Web page and app entries
--------

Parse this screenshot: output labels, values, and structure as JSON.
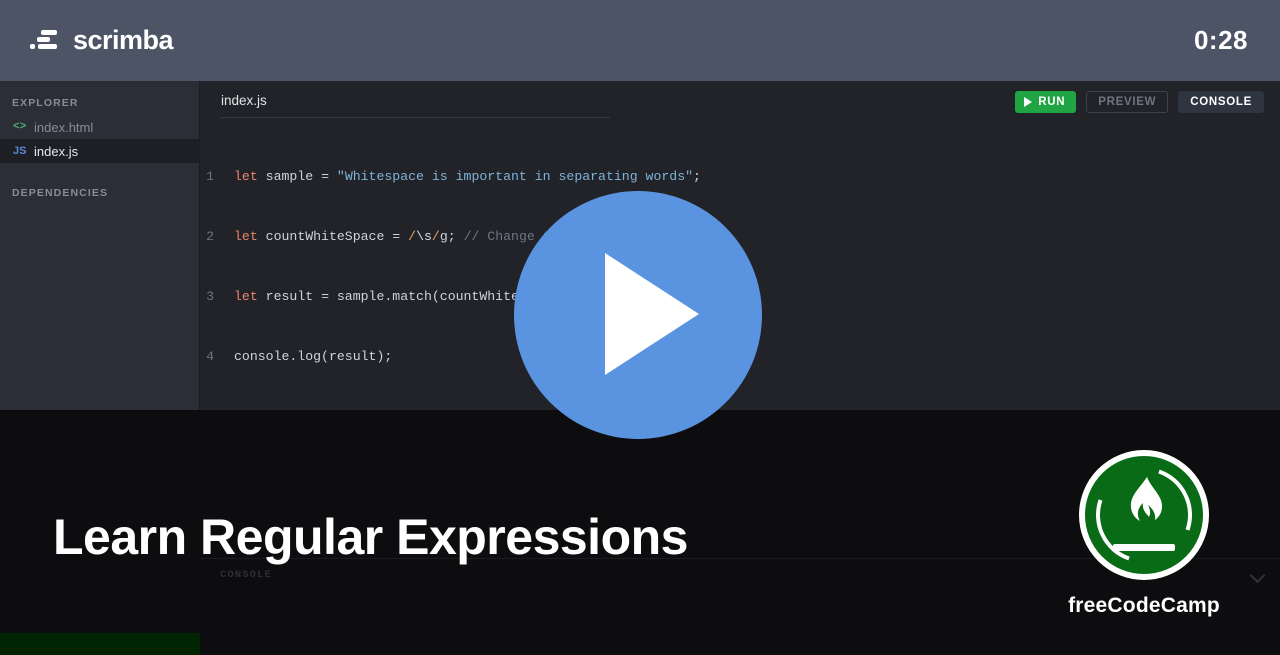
{
  "header": {
    "brand": "scrimba",
    "logo_icon": "scrimba-logo-icon",
    "timer": "0:28"
  },
  "sidebar": {
    "explorer_label": "EXPLORER",
    "dependencies_label": "DEPENDENCIES",
    "files": [
      {
        "name": "index.html",
        "icon": "html-file-icon",
        "icon_glyph": "<>",
        "active": false
      },
      {
        "name": "index.js",
        "icon": "js-file-icon",
        "icon_glyph": "JS",
        "active": true
      }
    ]
  },
  "editor": {
    "tab_label": "index.js",
    "actions": {
      "run_label": "RUN",
      "run_icon": "play-icon",
      "preview_label": "PREVIEW",
      "console_label": "CONSOLE"
    },
    "lines": [
      {
        "num": "1",
        "text": "let sample = \"Whitespace is important in separating words\";"
      },
      {
        "num": "2",
        "text": "let countWhiteSpace = /\\s/g; // Change this line"
      },
      {
        "num": "3",
        "text": "let result = sample.match(countWhiteSpace);"
      },
      {
        "num": "4",
        "text": "console.log(result);"
      }
    ]
  },
  "console_panel": {
    "label": "CONSOLE",
    "collapse_icon": "chevron-down-icon"
  },
  "overlay": {
    "title": "Learn Regular Expressions",
    "play_icon": "play-button-icon",
    "brand_name": "freeCodeCamp",
    "brand_logo_icon": "freecodecamp-flame-icon"
  },
  "colors": {
    "header_bg": "#4c5466",
    "sidebar_bg": "#2b2e37",
    "editor_bg": "#212328",
    "page_bg": "#0d0d0f",
    "run_green": "#21a544",
    "play_blue": "#5a93e0",
    "fcc_green": "#0a6b16",
    "green_strip": "#012503"
  }
}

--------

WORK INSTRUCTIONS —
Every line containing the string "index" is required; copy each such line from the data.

SOLUTION —
        "name": "index.html",
        "name": "index.js",
    "tab_label": "index.js",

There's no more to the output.